Professor Penny Moore, National Institute for Communicable Diseases, South Africa

For my postdoctoral studies, I have continued in HIV research but with a sole focus on protein biochemistry and structural biology in the laboratory of Prof. Lynn Morris and Prof. Penny Moore at the National Institute for Communicable Diseases (NICD) in Johannesburg. It is here that I first heard about GCRF START.

As a GCRF START Postdoctoral Research Fellow, START has given me opportunities I could have never imagined. I now have access to a world-class synchrotron, the UK’s national synchrotron – Diamond Light Source, where I can send my HIV-antibody complexes to obtain the vital diffraction data I need for my research – to date I have used beamlines i04, i04-1 and i03. I was given the opportunity to present at the START launch event in Oxford (UK) in March 2019, and subsequently at various START meetings, Institutes and Centres, such as CAPRISA, with whom I collaborate.

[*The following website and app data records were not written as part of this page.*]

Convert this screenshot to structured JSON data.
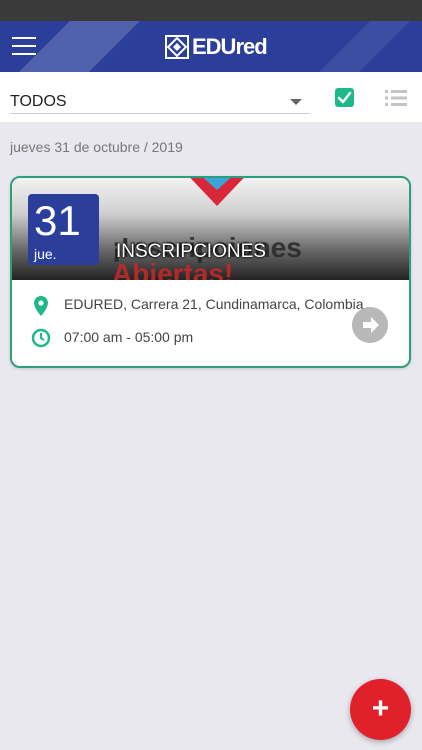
{
  "header": {
    "logo_text": "EDUred",
    "brand_color": "#2b3f9a",
    "menu_icon": "hamburger-menu-icon"
  },
  "filter": {
    "selected": "TODOS",
    "check_icon": "checkbox-checked-icon",
    "list_icon": "list-view-icon"
  },
  "date_group": {
    "label": "jueves 31 de octubre / 2019"
  },
  "event": {
    "day": "31",
    "weekday": "jue.",
    "title": "INSCRIPCIONES",
    "banner_text_line1": "¡Inscripciones",
    "banner_text_line2": "Abiertas!",
    "location": "EDURED, Carrera 21, Cundinamarca, Colombia",
    "time": "07:00 am - 05:00 pm",
    "location_icon": "map-pin-icon",
    "time_icon": "clock-icon",
    "open_icon": "arrow-right-circle-icon",
    "accent_color": "#2a9e7d"
  },
  "fab": {
    "label": "+",
    "color": "#e0202a"
  }
}
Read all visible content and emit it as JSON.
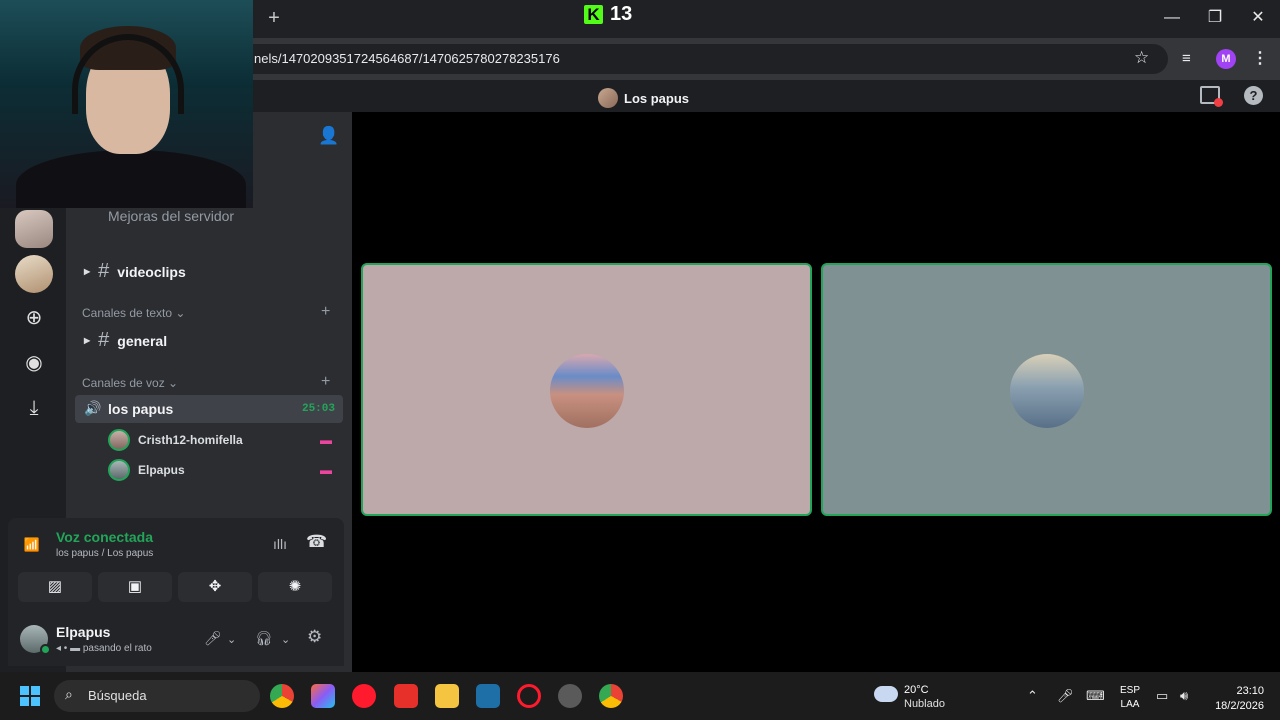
{
  "browser": {
    "new_tab": "+",
    "kick_badge": "K",
    "kick_viewers": "13",
    "url": "nels/1470209351724564687/1470625780278235176",
    "profile_initial": "M",
    "win_min": "—",
    "win_max": "❐",
    "win_close": "✕"
  },
  "call": {
    "title": "Los papus"
  },
  "sidebar": {
    "boost_label": "Mejoras del servidor",
    "channel_videoclips": "videoclips",
    "cat_text": "Canales de texto",
    "channel_general": "general",
    "cat_voice": "Canales de voz",
    "voice_channel": "los papus",
    "voice_time": "25:03",
    "members": [
      {
        "name": "Cristh12-homifella"
      },
      {
        "name": "Elpapus"
      }
    ]
  },
  "voice_panel": {
    "status": "Voz conectada",
    "location": "los papus / Los papus"
  },
  "user": {
    "name": "Elpapus",
    "status": "pasando el rato"
  },
  "taskbar": {
    "search_placeholder": "Búsqueda",
    "weather_temp": "20°C",
    "weather_desc": "Nublado",
    "lang_top": "ESP",
    "lang_bottom": "LAA",
    "time": "23:10",
    "date": "18/2/2026"
  },
  "colors": {
    "discord_green": "#23a559",
    "tile_1_bg": "#bda8aa",
    "tile_2_bg": "#7f9193"
  }
}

One of the greatest benefits of START, however, has been the fruitful collaborations and relationships I have built with South African structural biologists who have significantly aided my career progression, and I extend special thanks to GCRF START Co-Investigators, Prof. Trevor Sewell, Prof. Dirk Oppermann and Prof. Wolf-Dieter Schubert. In addition, Diamond staff have been exceptionally helpful answering my questions and providing me with assistance during beamtime.

Dr Thandeka Moyo, GCRF START Postdoctoral Research Fellow. Photo credit: Thandeka Moyo. ©Diamond Light Source

Mentoring and inspiring young women in science

“Dr Moyo is a great mentor; she provides practical guidance that has been motivating and beneficial to my professional development. She is inspirational, driven and talented; it is a privilege to be mentored by her” – Zanele Makhado, Medical Scientist at the National Institute for Communicable Diseases, South Africa.

I have been fortunate to have found extremely supportive mentors in Prof. Penny Moore and Prof. Lynn Morris at the NICD, who have encouraged my independence and supported me throughout my Postdoctoral studies. Finding mentors and supervisors who are aligned with one’s vision is one of the most important decisions to make in this scientific journey!

The aspect of science I enjoy the most is encouraging the next generation of young women to pursue a career in academia and other science-related industries. I have been involved in school outreach initiatives from my university days which has continued throughout my postdoctoral studies with involvement in student ‘shadowing’ and through presentations to school children. Due to the Covid-19 lockdown, we recently undertook outreach to school children remotely via Zoom.

I am currently a mentor to one MSc student and two medical scientists here at the NICD. All three are intelligent women with bright futures in science. It has been a pleasure working with them towards their scientific goals. Mentoring has taught me a great deal about how to support other emerging scientists and has helped me learn to effectively juggle between working on my own project, while being present to ensure I assist them with theirs.

An end to the pandemic – forging ahead with my goal

I continue to hope and advocate for the stigma associated with HIV/AIDS to be eradicated, even before the virus itself is eliminated! Those infected with HIV can live long, healthy lives on treatment and with consistent use, ensuring that with undetectable viral loads they will no longer transmit the virus to others. An HIV vaccine may be the most effective tool to completely eradicate the virus and therefore I continue to work in this field with the aim of contributing towards this important goal.

Dr Thandeka Moyo, GCRF START Postdoctoral Research Fellow. Photo Credit: Thandeka Moyo.©Diamond Light Source

“With more people like Thandeka and more programs like GCRF START, Science in Africa can only go from strength to strength!”  –

Professor Penny Moore, National Institute for Communicable Diseases, South Africa

Related articles and websites

Ending AIDS by 2030 is an integral part of the Sustainable Development Goals (SDGs).

Click here to learn more about the science behind HIV/AIDS.